There are many ways to cook your frozen tofu. As it becomes firmer and denser when frozen, it is indeed best eaten in a hotpot, deep-fried, or stir-fried together with some crunchy veggies. To exactly help you out, here is a frozen tofu recipe you can try after tonight: Frozen Tofu Braised in Soy Sauce
Key Details of the Recipe
|Freezing Time:||6 Hours|
|Prep & Cooking Time:||65 Minutes|
|Flavor & Texture:||Savory with umami flavor|
- 1 block of regular tofu
- 2 cups stock: meat, dashi, or vegetable
- 1/4 cup dark soy sauce
- 1/4 cup sake or rice wine
- 1/4 cup mirin or 2 tablespoons sugar
- Thinly sliced green onions, to garnish
Let’s suppose you’ve done freezing your tofu (as per the above instructions) so we’ll jump on the cooking steps directly.
- Thaw your frozen tofu by running it under hot water first.
- Bring water to boil in a large pot and drop your tofu cubes in. Let it boil for 15 minutes or until tofu is soft.
- Drain the water from the pot, leaving the tofu.
- In a separate pot or saucepan, heat your broth and bring it to a boil.
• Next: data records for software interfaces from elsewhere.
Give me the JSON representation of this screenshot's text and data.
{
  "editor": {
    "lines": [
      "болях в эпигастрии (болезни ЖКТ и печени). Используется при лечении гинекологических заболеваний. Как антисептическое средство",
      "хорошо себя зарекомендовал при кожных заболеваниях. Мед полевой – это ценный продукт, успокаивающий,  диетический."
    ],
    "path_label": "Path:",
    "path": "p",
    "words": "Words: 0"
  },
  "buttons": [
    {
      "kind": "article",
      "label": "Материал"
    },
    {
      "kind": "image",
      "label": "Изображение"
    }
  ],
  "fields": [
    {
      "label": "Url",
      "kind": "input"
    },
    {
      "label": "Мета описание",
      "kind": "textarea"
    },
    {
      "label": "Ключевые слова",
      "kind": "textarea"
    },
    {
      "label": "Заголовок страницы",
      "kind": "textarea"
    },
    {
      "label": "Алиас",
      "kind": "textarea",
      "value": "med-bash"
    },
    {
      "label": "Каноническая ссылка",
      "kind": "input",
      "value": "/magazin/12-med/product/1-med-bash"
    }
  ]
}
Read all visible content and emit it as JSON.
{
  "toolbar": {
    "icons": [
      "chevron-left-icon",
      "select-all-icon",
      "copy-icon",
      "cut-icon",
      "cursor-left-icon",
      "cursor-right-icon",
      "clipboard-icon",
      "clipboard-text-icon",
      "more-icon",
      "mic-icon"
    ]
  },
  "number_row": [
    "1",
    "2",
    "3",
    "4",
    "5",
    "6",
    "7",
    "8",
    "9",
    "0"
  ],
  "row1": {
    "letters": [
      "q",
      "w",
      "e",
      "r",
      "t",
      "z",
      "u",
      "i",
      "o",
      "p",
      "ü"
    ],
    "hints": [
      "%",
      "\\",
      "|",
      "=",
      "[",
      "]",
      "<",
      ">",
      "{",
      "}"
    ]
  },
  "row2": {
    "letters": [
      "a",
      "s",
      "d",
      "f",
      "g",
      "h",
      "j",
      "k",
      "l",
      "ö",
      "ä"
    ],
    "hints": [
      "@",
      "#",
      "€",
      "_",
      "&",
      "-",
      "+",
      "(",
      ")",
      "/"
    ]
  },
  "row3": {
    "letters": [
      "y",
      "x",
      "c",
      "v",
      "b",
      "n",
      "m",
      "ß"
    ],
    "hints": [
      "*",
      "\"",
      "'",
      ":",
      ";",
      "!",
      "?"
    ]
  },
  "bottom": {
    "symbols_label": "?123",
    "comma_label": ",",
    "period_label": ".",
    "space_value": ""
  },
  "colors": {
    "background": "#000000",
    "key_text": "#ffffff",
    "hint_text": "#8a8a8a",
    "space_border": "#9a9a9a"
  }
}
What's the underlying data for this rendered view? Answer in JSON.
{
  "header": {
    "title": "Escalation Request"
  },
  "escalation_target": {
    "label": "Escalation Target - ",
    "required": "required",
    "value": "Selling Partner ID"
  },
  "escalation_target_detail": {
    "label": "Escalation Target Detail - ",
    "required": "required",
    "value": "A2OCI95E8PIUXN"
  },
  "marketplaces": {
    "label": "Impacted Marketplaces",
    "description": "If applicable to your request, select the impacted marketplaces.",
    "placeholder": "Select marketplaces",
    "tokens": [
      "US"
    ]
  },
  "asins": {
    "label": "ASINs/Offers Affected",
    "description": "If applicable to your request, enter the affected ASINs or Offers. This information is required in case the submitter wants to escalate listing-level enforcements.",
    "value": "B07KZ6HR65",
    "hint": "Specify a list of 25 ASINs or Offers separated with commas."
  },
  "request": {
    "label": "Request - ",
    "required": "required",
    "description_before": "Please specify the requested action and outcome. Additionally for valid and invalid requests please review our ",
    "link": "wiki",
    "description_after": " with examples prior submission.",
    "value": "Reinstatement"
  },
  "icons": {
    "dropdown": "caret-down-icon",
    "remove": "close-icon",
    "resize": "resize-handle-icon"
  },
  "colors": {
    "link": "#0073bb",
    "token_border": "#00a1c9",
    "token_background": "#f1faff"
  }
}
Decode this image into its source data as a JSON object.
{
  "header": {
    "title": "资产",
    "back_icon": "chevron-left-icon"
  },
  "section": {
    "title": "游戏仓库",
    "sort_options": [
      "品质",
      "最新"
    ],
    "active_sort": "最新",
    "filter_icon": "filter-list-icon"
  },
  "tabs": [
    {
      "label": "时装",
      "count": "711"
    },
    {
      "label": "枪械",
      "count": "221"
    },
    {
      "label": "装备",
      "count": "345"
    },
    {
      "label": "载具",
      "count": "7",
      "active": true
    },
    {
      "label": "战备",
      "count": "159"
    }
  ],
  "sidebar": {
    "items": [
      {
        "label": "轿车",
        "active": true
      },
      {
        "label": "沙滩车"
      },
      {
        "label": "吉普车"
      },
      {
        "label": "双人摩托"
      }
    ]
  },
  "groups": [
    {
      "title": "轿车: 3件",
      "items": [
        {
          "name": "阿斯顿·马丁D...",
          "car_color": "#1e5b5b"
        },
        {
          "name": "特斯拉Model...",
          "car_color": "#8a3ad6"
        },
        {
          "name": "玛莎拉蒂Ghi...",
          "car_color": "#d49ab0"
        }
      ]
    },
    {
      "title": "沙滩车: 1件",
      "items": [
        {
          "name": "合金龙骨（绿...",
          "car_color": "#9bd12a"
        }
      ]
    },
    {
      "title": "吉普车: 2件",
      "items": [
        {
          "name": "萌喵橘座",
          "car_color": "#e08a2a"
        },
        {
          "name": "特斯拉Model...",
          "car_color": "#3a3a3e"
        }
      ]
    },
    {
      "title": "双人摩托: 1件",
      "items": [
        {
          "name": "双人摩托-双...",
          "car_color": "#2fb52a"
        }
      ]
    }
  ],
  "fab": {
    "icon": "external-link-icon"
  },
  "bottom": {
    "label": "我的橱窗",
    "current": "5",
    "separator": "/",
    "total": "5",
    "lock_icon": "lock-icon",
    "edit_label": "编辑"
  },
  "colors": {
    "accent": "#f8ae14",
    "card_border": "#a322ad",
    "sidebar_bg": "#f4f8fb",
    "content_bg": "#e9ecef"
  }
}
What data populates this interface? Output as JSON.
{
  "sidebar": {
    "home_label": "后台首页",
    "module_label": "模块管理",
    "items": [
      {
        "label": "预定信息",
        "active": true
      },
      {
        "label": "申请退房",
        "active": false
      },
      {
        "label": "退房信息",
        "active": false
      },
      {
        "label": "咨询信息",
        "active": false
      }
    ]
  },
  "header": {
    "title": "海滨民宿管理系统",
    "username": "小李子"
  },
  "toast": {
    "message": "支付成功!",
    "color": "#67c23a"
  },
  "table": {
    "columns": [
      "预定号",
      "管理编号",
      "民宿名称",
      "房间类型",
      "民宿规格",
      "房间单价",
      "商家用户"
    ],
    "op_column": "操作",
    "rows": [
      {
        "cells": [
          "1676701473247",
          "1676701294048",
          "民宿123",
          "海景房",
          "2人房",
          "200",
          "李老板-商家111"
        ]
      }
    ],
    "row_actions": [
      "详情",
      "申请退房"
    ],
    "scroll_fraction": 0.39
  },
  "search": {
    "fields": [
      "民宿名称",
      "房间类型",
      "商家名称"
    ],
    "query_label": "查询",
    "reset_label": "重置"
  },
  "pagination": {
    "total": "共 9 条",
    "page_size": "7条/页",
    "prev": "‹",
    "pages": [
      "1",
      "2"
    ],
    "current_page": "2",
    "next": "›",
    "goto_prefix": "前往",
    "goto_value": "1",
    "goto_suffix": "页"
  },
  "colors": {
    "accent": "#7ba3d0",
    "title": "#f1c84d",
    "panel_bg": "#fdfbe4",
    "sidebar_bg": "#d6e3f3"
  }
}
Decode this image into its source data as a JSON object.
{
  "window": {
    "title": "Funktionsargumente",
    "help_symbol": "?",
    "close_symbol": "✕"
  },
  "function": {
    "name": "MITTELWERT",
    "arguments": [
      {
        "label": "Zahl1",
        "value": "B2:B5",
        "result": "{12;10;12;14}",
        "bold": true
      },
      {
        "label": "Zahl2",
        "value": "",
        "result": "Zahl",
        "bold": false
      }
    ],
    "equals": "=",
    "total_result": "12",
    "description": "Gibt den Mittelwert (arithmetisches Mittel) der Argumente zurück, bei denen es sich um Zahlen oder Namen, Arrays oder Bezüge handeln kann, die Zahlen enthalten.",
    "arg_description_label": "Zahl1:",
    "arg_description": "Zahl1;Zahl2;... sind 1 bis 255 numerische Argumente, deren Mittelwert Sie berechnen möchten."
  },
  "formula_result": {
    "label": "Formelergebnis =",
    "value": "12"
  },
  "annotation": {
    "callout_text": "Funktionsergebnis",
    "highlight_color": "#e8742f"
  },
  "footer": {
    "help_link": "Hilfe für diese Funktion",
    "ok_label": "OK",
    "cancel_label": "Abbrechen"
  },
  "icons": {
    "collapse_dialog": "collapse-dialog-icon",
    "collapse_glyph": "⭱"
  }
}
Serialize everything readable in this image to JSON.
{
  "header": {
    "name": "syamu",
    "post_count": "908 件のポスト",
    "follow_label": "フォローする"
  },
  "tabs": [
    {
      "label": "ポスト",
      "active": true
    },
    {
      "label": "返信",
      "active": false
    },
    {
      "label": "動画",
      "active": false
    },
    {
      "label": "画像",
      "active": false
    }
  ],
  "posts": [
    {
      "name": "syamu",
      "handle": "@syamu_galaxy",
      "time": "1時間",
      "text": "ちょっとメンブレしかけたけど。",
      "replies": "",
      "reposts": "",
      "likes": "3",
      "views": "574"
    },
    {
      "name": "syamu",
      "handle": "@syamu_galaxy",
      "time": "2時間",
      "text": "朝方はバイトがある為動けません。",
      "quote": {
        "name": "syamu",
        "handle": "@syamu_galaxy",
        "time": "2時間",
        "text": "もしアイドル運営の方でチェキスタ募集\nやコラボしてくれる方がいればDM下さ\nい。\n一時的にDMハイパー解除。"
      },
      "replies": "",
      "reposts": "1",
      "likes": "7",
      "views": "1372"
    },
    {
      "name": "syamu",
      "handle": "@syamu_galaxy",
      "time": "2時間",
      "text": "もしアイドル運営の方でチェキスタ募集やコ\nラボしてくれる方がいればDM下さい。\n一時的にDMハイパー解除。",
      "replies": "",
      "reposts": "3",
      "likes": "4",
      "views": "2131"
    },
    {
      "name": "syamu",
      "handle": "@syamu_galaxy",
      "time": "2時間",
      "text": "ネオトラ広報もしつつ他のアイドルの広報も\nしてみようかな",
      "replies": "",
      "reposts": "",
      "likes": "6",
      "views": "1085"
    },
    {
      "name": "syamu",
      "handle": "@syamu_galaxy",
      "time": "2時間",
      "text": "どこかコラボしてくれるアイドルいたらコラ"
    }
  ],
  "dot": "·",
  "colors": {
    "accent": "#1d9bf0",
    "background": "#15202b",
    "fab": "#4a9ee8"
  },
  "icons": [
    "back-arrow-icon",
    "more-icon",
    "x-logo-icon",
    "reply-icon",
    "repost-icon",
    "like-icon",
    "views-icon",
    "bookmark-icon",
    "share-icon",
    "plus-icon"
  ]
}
- Put the rest of the ingredients (soy sauce, sake, and mirin).
- Simmer for at least 25 minutes, or until the tofu has fully absorbed all but 1 tablespoon of the liquid.
- Add seasoning and adjust the flavor as per your preference.
If you are braising cubes of meat in a soy sauce dish, toss the cubes of tofu into the pot during the last half hour of braising.
Per serving of this dish provides 178 calories, 7g fat, 10g carbs, and 15g protein.
Wrapping It All Up
Did you know that tofu is composed of 86% water? So when it freezes, its waters turn into ice crystals which expand and push the protein network. During the thawing process, the water drains away, leaving the tofu spongier and giving it the capability to be more absorbent. This gives the tofu a crispier crust especially when deep-fried.
Freezing tofu makes this soybean product a stand-out main star in our dishes. Frozen tofu does a lot more in transforming its tastes, texture, and flavor, making it a more ideal option if you’re trying to refrain from eating meat starting today.